We have a quiet weekend planned after being on the road last weekend. Sarah has her last soccer game this afternoon, with a pizza party following that. I suspect the girls will go to the animal shelter this morning, as they usually do on weekend when we're home. I plan to stay close to home, though I plan to go to the grocery store this morning, and I probably should do our recycling this weekend. A weekend at Grandmother and Granddaddy's cabin in the fall requires work, mostly in the form of gathering, breaking up and hauling firewood, which we did plenty of last weekend. I plan much less physical activity during the next two days.

Friday, November 4, 2011

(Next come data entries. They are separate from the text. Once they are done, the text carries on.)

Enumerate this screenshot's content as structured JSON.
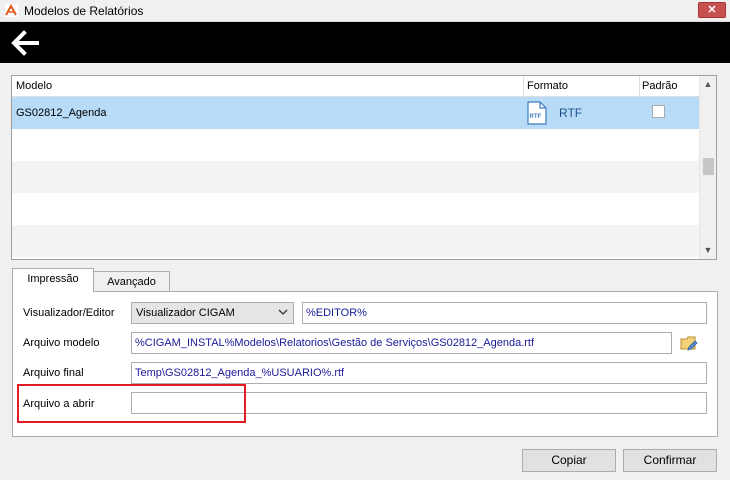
{
  "window": {
    "title": "Modelos de Relatórios",
    "close_label": "✕"
  },
  "grid": {
    "columns": {
      "modelo": "Modelo",
      "formato": "Formato",
      "padrao": "Padrão"
    },
    "rows": [
      {
        "name": "GS02812_Agenda",
        "format_icon_text": "RTF",
        "format": "RTF",
        "padrao_checked": false
      }
    ],
    "scroll_up": "▲",
    "scroll_down": "▼"
  },
  "tabs": {
    "impressao": "Impressão",
    "avancado": "Avançado"
  },
  "form": {
    "visualizador_label": "Visualizador/Editor",
    "visualizador_value": "Visualizador CIGAM",
    "editor_value": "%EDITOR%",
    "arquivo_modelo_label": "Arquivo modelo",
    "arquivo_modelo_value": "%CIGAM_INSTAL%Modelos\\Relatorios\\Gestão de Serviços\\GS02812_Agenda.rtf",
    "arquivo_final_label": "Arquivo final",
    "arquivo_final_value": "Temp\\GS02812_Agenda_%USUARIO%.rtf",
    "arquivo_abrir_label": "Arquivo a abrir",
    "arquivo_abrir_value": ""
  },
  "buttons": {
    "copiar": "Copiar",
    "confirmar": "Confirmar"
  },
  "colors": {
    "selection": "#b8dcf8",
    "highlight_border": "#e31b23",
    "title_close": "#c75050",
    "link_text": "#1a1a9a"
  },
  "icons": [
    "app-icon",
    "back-arrow-icon",
    "rtf-file-icon",
    "chevron-down-icon",
    "folder-edit-icon",
    "close-icon"
  ]
}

Nashville Food Trucks

I've been reading recently that Nashville now has a bunch of food trucks that operate around town. The development has not been without controversy, but the phenomenon has a very Nashville feel to it. There's a website that helps you find what truck will be where on a given day, and it has links to several Nashville foodie blogs.

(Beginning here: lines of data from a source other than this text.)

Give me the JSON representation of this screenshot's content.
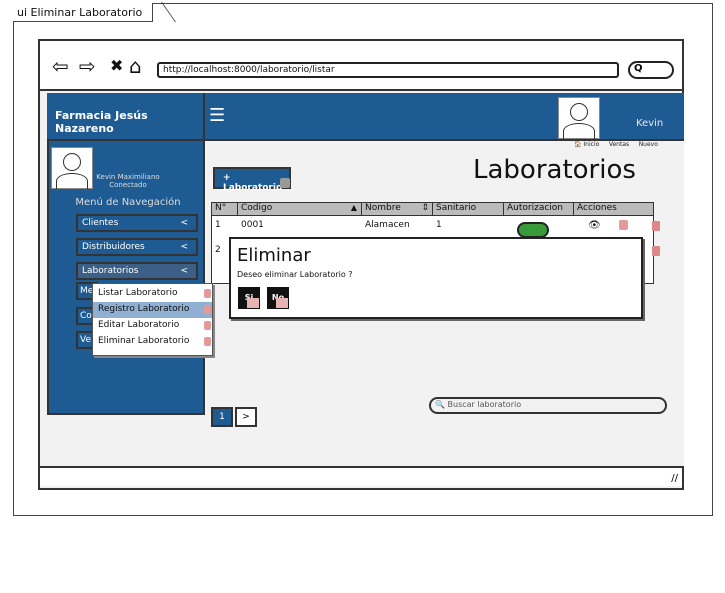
{
  "window": {
    "title": "ui Eliminar Laboratorio"
  },
  "browser": {
    "back": "⇦",
    "forward": "⇨",
    "stop": "✖",
    "home": "⌂",
    "url": "http://localhost:8000/laboratorio/listar",
    "search_icon": "Q"
  },
  "header": {
    "brand": "Farmacia Jesús Nazareno",
    "menu_icon": "☰",
    "user": "Kevin"
  },
  "sidebar": {
    "user_name": "Kevin Maximiliano",
    "user_status": "Conectado",
    "menu_title": "Menú de Navegación",
    "items": [
      {
        "label": "Clientes",
        "chevron": "<"
      },
      {
        "label": "Distribuidores",
        "chevron": "<"
      },
      {
        "label": "Laboratorios",
        "chevron": "<"
      }
    ],
    "stubs": [
      "Me",
      "Co",
      "Ve"
    ],
    "submenu": [
      "Listar Laboratorio",
      "Registro Laboratorio",
      "Editar Laboratorio",
      "Eliminar Laboratorio"
    ]
  },
  "main": {
    "breadcrumbs": [
      "Inicio",
      "Ventas",
      "Nuevo"
    ],
    "title": "Laboratorios",
    "add_button": "+ Laboratorio",
    "table": {
      "headers": [
        "N°",
        "Codigo",
        "Nombre",
        "Sanitario",
        "Autorizacion",
        "Acciones"
      ],
      "rows": [
        {
          "n": "1",
          "codigo": "0001",
          "nombre": "Alamacen",
          "sanitario": "1"
        },
        {
          "n": "2",
          "codigo": "",
          "nombre": "",
          "sanitario": ""
        }
      ],
      "sort_up": "▲",
      "sort_both": "⇕",
      "view_icon": "👁"
    },
    "pager": [
      "1",
      ">"
    ],
    "search_placeholder": "Buscar laboratorio"
  },
  "modal": {
    "title": "Eliminar",
    "text": "Deseo eliminar Laboratorio ?",
    "yes": "Si",
    "no": "No"
  },
  "colors": {
    "brand_blue": "#1f5b93",
    "toggle_green": "#3a9a3a"
  }
}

Thursday, November 3, 2011

For My Wife, the Graphic Designer Whom I Love

A font walks into a bar.

The barman says "we don't serve your type here"

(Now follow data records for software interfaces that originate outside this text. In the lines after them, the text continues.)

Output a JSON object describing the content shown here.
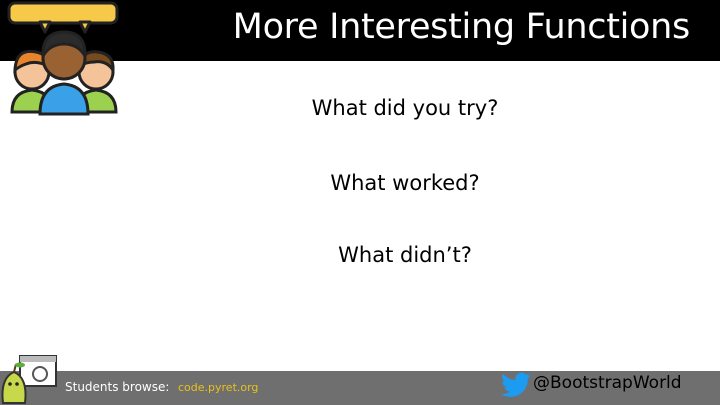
{
  "slide": {
    "title": "More Interesting Functions",
    "prompts": [
      "What did you try?",
      "What worked?",
      "What didn’t?"
    ]
  },
  "footer": {
    "browse_label": "Students browse:",
    "browse_link": "code.pyret.org",
    "twitter_handle": "@BootstrapWorld",
    "license_line1": "",
    "license_line2": ""
  },
  "icons": {
    "group": "people-group-icon",
    "pear": "pyret-pear-icon",
    "twitter": "twitter-bird-icon"
  },
  "colors": {
    "title_bar": "#000000",
    "footer_bar": "#6f6f6f",
    "link": "#e8c21a",
    "twitter_blue": "#1d9bf0"
  }
}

So the font called the serif.

(Sorry, Honey.)

Breakfast, Anyone?

How would you like a piece of Margherita Tart from Nashville's Love and Olive Oil blog?

Wednesday, November 2, 2011

Restaurant Review -- Buddy's Restaurant, Dickson, Tennessee

I had a good cheeseburger at Buddy's Restaurant, 2926 Highway 70 East, Dickson, Tennessee, when I was in Middle Tennessee in September. I got the regular size rather than the one pound Buddy Burger, which was a good decision since the smaller burger was still huge. It was cooked to order and delicious. Lunch cost $7.50, which included iced tea and gratuity.


Tuesday, November 1, 2011

Book Review -- The Rear Guard of the Revolution by James R. Gilmore

I recently read Rear Guard of the Revolution, the first part of a two volume biography of Tennessee's first governor, John Sevier, who was known among the mountain folk of early Tennessee as "Nolichucky Jack," after the river where he built his home. I previously read the book's sequel, John Sevier as a Commonwealth Builder, not knowing it was a biography in two volumes. In Rear Guard of the Revolution, Gilmore takes Sevier from his arrival in the Watauga settlement at Sycamore Shoals near present day Elizabethton, through the Battle of Kings Mountain and a war with the Cherokee, Chickamauga and Creek Indians that occurred shortly thereafter.

I've been interested in learning more about the Battle of Kings Mountain, and how the pioneers west of the mountains traveled to the east to fight the British, whose Patrick Ferguson, threatened to "march his army over the mountains, hang the leaders and lay waste their country with fire and sword." One should not make such threats to hardy mountain folk. Sevier was one of several leaders who marched his men to confront Ferguson, meeting him on a ridge known as Kings Mountain, and defeating his force of loyalist forces. Ferguson did not live to tell the tale.